Collected data entries
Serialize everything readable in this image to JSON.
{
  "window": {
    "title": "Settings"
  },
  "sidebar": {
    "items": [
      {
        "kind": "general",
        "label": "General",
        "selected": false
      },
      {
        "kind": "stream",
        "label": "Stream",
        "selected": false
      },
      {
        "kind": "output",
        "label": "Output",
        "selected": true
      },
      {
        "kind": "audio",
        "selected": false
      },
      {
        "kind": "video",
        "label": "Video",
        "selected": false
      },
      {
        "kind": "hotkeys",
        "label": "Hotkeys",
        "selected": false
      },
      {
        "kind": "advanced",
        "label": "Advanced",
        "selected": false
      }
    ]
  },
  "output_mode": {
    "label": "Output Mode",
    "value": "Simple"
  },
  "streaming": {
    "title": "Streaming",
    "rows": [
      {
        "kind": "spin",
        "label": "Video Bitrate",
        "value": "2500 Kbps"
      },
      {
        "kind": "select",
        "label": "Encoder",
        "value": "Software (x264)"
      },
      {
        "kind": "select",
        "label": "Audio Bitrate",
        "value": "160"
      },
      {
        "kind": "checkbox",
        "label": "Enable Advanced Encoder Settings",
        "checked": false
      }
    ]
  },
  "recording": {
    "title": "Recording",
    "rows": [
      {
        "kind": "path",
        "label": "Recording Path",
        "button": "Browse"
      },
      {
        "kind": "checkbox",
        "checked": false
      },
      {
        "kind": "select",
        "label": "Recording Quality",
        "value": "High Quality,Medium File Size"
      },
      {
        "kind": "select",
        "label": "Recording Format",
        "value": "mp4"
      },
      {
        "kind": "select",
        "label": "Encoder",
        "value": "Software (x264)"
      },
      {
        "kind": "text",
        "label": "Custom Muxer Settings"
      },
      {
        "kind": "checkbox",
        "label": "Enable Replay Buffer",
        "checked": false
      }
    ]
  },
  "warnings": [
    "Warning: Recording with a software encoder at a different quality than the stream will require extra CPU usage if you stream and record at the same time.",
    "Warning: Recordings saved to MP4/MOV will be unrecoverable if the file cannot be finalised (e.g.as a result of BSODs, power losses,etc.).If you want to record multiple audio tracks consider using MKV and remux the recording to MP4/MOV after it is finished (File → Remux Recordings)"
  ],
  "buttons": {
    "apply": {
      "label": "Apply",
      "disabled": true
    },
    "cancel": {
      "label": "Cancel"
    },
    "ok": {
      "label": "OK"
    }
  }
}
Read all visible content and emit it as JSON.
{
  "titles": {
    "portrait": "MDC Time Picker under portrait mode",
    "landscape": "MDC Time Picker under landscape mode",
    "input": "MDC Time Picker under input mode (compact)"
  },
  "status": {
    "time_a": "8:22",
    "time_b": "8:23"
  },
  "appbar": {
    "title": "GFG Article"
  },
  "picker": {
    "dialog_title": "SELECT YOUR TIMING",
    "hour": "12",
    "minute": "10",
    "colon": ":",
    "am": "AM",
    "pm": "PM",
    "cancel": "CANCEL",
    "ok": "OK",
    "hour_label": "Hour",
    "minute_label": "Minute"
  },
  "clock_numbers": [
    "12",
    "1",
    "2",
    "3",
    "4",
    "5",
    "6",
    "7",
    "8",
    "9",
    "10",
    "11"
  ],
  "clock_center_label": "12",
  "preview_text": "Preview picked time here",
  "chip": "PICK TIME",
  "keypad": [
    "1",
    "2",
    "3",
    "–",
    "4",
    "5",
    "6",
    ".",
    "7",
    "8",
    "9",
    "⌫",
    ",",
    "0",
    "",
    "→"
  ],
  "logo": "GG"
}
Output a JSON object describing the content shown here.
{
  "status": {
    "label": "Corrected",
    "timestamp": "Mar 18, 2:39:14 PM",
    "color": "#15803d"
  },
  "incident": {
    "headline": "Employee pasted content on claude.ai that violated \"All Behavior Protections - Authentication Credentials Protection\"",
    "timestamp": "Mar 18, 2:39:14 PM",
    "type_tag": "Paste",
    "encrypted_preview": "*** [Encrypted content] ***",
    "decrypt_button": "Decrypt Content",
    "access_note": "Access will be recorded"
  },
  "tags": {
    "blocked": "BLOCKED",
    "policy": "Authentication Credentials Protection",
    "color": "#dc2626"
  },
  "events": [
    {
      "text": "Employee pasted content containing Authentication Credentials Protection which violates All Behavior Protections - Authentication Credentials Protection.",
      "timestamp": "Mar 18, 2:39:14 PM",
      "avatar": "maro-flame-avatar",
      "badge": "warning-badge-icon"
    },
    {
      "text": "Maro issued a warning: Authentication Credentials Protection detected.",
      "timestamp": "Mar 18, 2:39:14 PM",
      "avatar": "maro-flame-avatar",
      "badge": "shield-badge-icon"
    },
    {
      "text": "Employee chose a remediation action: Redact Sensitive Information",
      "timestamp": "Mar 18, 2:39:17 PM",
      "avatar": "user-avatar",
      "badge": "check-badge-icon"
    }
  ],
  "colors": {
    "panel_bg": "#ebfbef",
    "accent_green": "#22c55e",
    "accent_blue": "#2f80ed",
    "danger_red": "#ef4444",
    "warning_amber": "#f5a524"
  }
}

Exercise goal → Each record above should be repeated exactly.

Solution to this task →
Serialize everything readable in this image to JSON.
{
  "window": {
    "title": "Settings"
  },
  "sidebar": {
    "items": [
      {
        "kind": "general",
        "label": "General",
        "selected": false
      },
      {
        "kind": "stream",
        "label": "Stream",
        "selected": false
      },
      {
        "kind": "output",
        "label": "Output",
        "selected": true
      },
      {
        "kind": "audio",
        "selected": false
      },
      {
        "kind": "video",
        "label": "Video",
        "selected": false
      },
      {
        "kind": "hotkeys",
        "label": "Hotkeys",
        "selected": false
      },
      {
        "kind": "advanced",
        "label": "Advanced",
        "selected": false
      }
    ]
  },
  "output_mode": {
    "label": "Output Mode",
    "value": "Simple"
  },
  "streaming": {
    "title": "Streaming",
    "rows": [
      {
        "kind": "spin",
        "label": "Video Bitrate",
        "value": "2500 Kbps"
      },
      {
        "kind": "select",
        "label": "Encoder",
        "value": "Software (x264)"
      },
      {
        "kind": "select",
        "label": "Audio Bitrate",
        "value": "160"
      },
      {
        "kind": "checkbox",
        "label": "Enable Advanced Encoder Settings",
        "checked": false
      }
    ]
  },
  "recording": {
    "title": "Recording",
    "rows": [
      {
        "kind": "path",
        "label": "Recording Path",
        "button": "Browse"
      },
      {
        "kind": "checkbox",
        "checked": false
      },
      {
        "kind": "select",
        "label": "Recording Quality",
        "value": "High Quality,Medium File Size"
      },
      {
        "kind": "select",
        "label": "Recording Format",
        "value": "mp4"
      },
      {
        "kind": "select",
        "label": "Encoder",
        "value": "Software (x264)"
      },
      {
        "kind": "text",
        "label": "Custom Muxer Settings"
      },
      {
        "kind": "checkbox",
        "label": "Enable Replay Buffer",
        "checked": false
      }
    ]
  },
  "warnings": [
    "Warning: Recording with a software encoder at a different quality than the stream will require extra CPU usage if you stream and record at the same time.",
    "Warning: Recordings saved to MP4/MOV will be unrecoverable if the file cannot be finalised (e.g.as a result of BSODs, power losses,etc.).If you want to record multiple audio tracks consider using MKV and remux the recording to MP4/MOV after it is finished (File → Remux Recordings)"
  ],
  "buttons": {
    "apply": {
      "label": "Apply",
      "disabled": true
    },
    "cancel": {
      "label": "Cancel"
    },
    "ok": {
      "label": "OK"
    }
  }
}
Read all visible content and emit it as JSON.
{
  "titles": {
    "portrait": "MDC Time Picker under portrait mode",
    "landscape": "MDC Time Picker under landscape mode",
    "input": "MDC Time Picker under input mode (compact)"
  },
  "status": {
    "time_a": "8:22",
    "time_b": "8:23"
  },
  "appbar": {
    "title": "GFG Article"
  },
  "picker": {
    "dialog_title": "SELECT YOUR TIMING",
    "hour": "12",
    "minute": "10",
    "colon": ":",
    "am": "AM",
    "pm": "PM",
    "cancel": "CANCEL",
    "ok": "OK",
    "hour_label": "Hour",
    "minute_label": "Minute"
  },
  "clock_numbers": [
    "12",
    "1",
    "2",
    "3",
    "4",
    "5",
    "6",
    "7",
    "8",
    "9",
    "10",
    "11"
  ],
  "clock_center_label": "12",
  "preview_text": "Preview picked time here",
  "chip": "PICK TIME",
  "keypad": [
    "1",
    "2",
    "3",
    "–",
    "4",
    "5",
    "6",
    ".",
    "7",
    "8",
    "9",
    "⌫",
    ",",
    "0",
    "",
    "→"
  ],
  "logo": "GG"
}
Output a JSON object describing the content shown here.
{
  "status": {
    "label": "Corrected",
    "timestamp": "Mar 18, 2:39:14 PM",
    "color": "#15803d"
  },
  "incident": {
    "headline": "Employee pasted content on claude.ai that violated \"All Behavior Protections - Authentication Credentials Protection\"",
    "timestamp": "Mar 18, 2:39:14 PM",
    "type_tag": "Paste",
    "encrypted_preview": "*** [Encrypted content] ***",
    "decrypt_button": "Decrypt Content",
    "access_note": "Access will be recorded"
  },
  "tags": {
    "blocked": "BLOCKED",
    "policy": "Authentication Credentials Protection",
    "color": "#dc2626"
  },
  "events": [
    {
      "text": "Employee pasted content containing Authentication Credentials Protection which violates All Behavior Protections - Authentication Credentials Protection.",
      "timestamp": "Mar 18, 2:39:14 PM",
      "avatar": "maro-flame-avatar",
      "badge": "warning-badge-icon"
    },
    {
      "text": "Maro issued a warning: Authentication Credentials Protection detected.",
      "timestamp": "Mar 18, 2:39:14 PM",
      "avatar": "maro-flame-avatar",
      "badge": "shield-badge-icon"
    },
    {
      "text": "Employee chose a remediation action: Redact Sensitive Information",
      "timestamp": "Mar 18, 2:39:17 PM",
      "avatar": "user-avatar",
      "badge": "check-badge-icon"
    }
  ],
  "colors": {
    "panel_bg": "#ebfbef",
    "accent_green": "#22c55e",
    "accent_blue": "#2f80ed",
    "danger_red": "#ef4444",
    "warning_amber": "#f5a524"
  }
}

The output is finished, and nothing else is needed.